World Pneumonia Day (12 November) provides an annual forum for the world to stand together and demand action in the fight against pneumonia. More than 100 organizations representing the interests of children joined forces as the Global Coalition against Child Pneumonia to hold the first World Pneumonia Day on 2 November 2009. Save The Children artist ambassadors Gwyneth Paltrow and Hugh Laurie, Charles MacCormack of Save The Children, Orin Levine of PneumoADIP, Lance Laifer of Hedge Funds vs. Malaria & Pneumonia, the Global Health Council, the GAVI Alliance, and the Sabin Vaccine Institute joined together in a call to action asking people to participate in World Pneumonia Day on 2 November. In 2010, World Pneumonia Day falls on 12 November.
Pneumonia is a preventable and treatable disease that sickens 155 million children under 5 and kills 1.6 million each year. This makes pneumonia the number 1 killer of children under 5, claiming more lives in this age group than AIDS, malaria, and measles combined. Yet most people are unaware of pneumonia’s overwhelming death toll. Because of this, pneumonia has been overshadowed as a priority on the global health agenda, and rarely receives coverage in the news media. World Pneumonia Day helps to bring this health crisis to the public’s attention and encourages policy makers and grassroots organizers alike to combat the disease.
In spite of the massive death toll of this disease, affordable treatment and prevention options exist. There are effective vaccines against the two most common bacterial causes of deadly pneumonia, Haemophilus influenzae type B and Streptococcus pneumoniae, and most common viral cause of pneumonia, Orthomyxoviridae. A course of antibiotics which costs less than $1(US) is capable of curing the disease if it is started early enough. The Global Action Plan for the Prevention and Control of Pneumonia (GAPP) released by the WHO and UNICEF on World Pneumonia Day, 2009, finds that 1 million children’s lives could be saved every year if prevention and treatment interventions for pneumonia were widely introduced in the world’s poorest countries.

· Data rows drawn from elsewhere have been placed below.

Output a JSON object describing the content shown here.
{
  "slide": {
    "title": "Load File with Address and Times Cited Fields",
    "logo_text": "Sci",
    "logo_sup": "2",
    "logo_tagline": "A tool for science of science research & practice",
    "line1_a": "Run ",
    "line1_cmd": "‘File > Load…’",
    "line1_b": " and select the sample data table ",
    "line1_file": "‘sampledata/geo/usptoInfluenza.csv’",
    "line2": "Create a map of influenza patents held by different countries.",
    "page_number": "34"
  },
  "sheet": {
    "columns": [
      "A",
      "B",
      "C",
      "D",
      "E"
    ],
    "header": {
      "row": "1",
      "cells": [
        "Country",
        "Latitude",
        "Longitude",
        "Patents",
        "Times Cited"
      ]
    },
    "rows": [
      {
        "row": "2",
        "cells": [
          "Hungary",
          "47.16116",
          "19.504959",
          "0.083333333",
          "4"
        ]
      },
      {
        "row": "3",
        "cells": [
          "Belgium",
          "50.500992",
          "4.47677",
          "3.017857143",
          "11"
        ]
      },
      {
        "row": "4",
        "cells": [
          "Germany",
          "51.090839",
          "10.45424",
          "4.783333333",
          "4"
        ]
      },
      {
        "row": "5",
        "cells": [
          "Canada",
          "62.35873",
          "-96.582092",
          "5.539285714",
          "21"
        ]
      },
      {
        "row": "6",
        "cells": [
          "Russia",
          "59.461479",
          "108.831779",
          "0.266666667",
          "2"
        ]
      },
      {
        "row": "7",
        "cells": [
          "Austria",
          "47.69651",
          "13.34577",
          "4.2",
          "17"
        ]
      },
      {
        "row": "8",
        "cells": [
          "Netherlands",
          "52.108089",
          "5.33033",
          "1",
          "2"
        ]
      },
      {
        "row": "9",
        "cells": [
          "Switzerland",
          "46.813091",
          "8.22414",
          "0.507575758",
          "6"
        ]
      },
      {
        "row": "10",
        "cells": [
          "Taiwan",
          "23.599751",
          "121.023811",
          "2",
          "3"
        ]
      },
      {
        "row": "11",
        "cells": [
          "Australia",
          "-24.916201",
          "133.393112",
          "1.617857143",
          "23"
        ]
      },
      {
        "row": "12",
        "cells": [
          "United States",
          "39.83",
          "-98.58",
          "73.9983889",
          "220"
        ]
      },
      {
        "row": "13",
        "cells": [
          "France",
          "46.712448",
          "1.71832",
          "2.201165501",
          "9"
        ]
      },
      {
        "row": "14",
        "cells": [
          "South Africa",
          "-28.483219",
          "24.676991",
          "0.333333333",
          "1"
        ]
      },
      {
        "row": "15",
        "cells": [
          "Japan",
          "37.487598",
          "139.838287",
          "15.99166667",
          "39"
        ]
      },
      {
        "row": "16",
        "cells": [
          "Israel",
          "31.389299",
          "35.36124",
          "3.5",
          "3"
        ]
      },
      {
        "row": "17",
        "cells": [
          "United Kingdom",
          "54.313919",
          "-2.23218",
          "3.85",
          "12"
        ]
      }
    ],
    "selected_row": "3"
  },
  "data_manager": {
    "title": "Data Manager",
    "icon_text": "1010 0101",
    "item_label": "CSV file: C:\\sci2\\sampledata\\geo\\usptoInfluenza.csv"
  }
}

The United Nations Millennium Development Goals (MDGs) are eight international development goals that 192 United Nations member states and at least 23 international organizations have agreed to achieve by the year 2015. The fourth of these goals is to reduce by two-thirds, between 1990 and 2015, the under-five mortality rate. Because pneumonia causes such a large number of under five deaths (almost 20%), in order to achieve MDG 4, the world must do something to reduce pneumonia deaths.